In our modern translation of the Bible, Jesus calms the fears of the disciples by saying it is I, but a more accurate translation from the Greek ego eimi is I AM. Jesus is himself seen to be none other than Yahweh the great I AM the source and end of all that is.
There can hardly be a Christian today who cannot immediately identify with Peter, losing faith in the face of fear and trouble, sinking in panic, then gathered up and rescued by forgiving love.
Peter had doubt when the wind and waves took his eyes off Jesus. But it was fear that shook his faith for fear is the opposite of faith. Fear that makes us doubt not in Jesus but doubts that we are good enough for God to work through us. Doubt is not the opposite of faith.
The author, John M. Sweeny, wrote, “Doubt invigorates faith, demands more of it, and causes us to ask more of each other. Doubt connects us. Doubt binds my faith to yours. It makes me reach out. Discover, Explore, Question. Challenge, Learn. A person who doubts is one still on a journey.” If doubt creeps in, as it sometimes does, our faith will hold firm, if we have each other on our journey of faith.

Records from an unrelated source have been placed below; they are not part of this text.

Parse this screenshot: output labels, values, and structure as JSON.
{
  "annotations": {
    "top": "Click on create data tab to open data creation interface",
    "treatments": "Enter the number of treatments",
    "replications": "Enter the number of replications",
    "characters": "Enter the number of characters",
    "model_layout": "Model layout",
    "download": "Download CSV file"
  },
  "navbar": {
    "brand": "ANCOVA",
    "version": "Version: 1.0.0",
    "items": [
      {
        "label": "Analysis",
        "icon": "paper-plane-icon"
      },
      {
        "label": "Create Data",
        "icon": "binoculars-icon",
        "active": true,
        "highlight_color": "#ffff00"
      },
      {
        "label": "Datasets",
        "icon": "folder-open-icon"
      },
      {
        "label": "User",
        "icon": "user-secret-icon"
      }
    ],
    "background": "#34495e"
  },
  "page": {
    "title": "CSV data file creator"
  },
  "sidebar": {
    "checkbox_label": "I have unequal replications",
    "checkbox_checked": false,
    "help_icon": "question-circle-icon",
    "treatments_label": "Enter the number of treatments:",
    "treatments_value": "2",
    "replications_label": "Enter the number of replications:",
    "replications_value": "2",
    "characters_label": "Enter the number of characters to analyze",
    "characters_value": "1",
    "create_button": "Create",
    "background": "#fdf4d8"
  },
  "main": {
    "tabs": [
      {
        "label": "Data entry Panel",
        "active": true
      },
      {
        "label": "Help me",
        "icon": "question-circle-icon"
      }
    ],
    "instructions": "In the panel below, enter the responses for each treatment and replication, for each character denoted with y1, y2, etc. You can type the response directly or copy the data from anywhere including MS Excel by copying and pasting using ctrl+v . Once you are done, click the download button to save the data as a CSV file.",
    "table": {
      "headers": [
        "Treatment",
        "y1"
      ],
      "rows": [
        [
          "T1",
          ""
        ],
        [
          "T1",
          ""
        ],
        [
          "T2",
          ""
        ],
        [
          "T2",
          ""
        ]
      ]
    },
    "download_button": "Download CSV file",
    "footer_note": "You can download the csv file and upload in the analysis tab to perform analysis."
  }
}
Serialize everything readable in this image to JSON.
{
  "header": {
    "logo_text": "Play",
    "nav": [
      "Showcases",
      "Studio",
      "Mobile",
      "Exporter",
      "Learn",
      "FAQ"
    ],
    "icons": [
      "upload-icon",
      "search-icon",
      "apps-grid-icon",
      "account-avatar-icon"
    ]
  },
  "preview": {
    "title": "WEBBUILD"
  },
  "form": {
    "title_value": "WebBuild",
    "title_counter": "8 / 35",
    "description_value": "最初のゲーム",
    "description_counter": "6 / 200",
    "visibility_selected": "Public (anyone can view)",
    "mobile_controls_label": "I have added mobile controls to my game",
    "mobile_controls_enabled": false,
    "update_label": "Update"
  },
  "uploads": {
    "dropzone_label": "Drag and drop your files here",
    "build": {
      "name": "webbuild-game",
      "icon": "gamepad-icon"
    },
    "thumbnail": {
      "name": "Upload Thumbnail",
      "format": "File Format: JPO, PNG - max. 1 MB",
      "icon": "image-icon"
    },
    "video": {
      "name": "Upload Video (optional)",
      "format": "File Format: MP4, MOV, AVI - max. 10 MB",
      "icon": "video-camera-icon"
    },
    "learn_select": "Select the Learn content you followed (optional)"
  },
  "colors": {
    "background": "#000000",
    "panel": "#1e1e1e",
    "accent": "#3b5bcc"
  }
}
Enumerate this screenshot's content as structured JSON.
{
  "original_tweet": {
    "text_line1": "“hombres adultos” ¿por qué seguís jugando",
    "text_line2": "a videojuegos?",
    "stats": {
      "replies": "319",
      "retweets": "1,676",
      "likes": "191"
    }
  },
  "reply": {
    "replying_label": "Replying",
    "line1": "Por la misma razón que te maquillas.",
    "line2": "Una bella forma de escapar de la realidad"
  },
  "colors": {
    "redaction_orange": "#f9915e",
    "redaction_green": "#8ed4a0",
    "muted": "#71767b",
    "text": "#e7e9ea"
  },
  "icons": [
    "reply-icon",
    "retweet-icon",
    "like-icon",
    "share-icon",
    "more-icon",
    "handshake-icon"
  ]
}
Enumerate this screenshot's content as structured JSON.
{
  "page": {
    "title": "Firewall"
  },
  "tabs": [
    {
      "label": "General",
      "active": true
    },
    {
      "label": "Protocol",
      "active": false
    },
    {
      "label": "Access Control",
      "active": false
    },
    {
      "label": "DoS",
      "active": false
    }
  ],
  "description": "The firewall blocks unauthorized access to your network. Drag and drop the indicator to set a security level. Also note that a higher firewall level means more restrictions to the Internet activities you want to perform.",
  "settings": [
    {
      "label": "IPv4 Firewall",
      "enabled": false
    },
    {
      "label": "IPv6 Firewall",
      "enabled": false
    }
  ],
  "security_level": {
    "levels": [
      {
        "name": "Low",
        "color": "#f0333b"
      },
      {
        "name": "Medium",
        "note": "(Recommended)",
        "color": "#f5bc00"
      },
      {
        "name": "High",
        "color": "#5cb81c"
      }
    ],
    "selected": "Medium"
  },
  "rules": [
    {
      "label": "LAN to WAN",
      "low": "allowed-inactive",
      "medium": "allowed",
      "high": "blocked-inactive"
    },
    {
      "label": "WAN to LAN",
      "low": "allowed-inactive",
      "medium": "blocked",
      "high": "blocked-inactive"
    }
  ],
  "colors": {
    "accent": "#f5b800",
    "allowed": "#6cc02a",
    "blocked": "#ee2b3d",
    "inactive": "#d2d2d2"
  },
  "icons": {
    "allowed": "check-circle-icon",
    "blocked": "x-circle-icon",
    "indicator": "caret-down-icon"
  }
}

If the feeding of the five thousand is a picture of Christian vocation, this story can is a picture of the life of faith – or rather, the life of half-faith, faith mixed with fear and doubt, which is the typical state of so many of us, as it was with the disciples.
One of the oldest symbols of the Church is a ship or boat. It is the Church tossed on the sea of disbelief, worldliness, and persecution but finally reaching a safe harbor with its cargo of human souls. Part of the imagery comes from the ark saving Noah’s family during the Flood (1 Peter 3:20-21). Jesus protecting Peter’s boat and the apostles on the stormy Sea of Galilee (Mark 4:35-41). It was also a great symbol during times when Christians needed to disguise the cross since the ship’s mast forms a cross in many of its depictions. Many churches are designed like an overturned keel. Indeed, the space we gather to worship is called the nave, Latin for a ship.
If the Church is a ship, then it follows that we are the ship’s crew, each with our own calling, talents, and strengths. We are called by the Holy Spirit to step out of the comfort of our ship and onto the water. Into the wind and rainstorms that scare us, the metaphorical storms of our lives. Things like global pandemics, contentious election cycles, horrifying diagnoses, economic downturns, and relational discord can shake us to the core. Amid painful setbacks like these, it is not uncommon for anyone to doubt their faith in God, but we will be rescued by our Lord when we cry out for help. We are called to work for justice, both economic and social, for all people. Called to speak truth to power even when it is unpopular. Called to care for the destitute feed the poor and hungry and protect and house refugees. Of course, if like Peter we look at the waves being lashed by the wind, we will conclude that it is indeed impossible. What we are called to do – it’s so basic and obvious, but so hard to do in practice – is to keep our eyes fixed on Jesus, and our ears open for his encouragement (even if it does contain some rebuke as well). And our wills and hearts must be ready to do what he says, even if it seems crazy at the time.
However much we may wonder what did or didn’t happen on the Sea of Galilee over 2000 years ago; however much we may struggle to understand what it means to say that Jesus was God on earth, as the early Church were so unshakably clear he was – it remains a fact of Christian experience that these miracles ‘work’. Their message is true. Not usually, perhaps, in the sense that physical storms are calmed, or that Christians walk on water. But certainly in the sense that Christ’s words still have extraordinary power to bring ‘a great calm’ in times of turmoil and chaos – when we have faith, however faltering, that he is who he is: ‘Peace, be still. Do not be afraid. I AM.’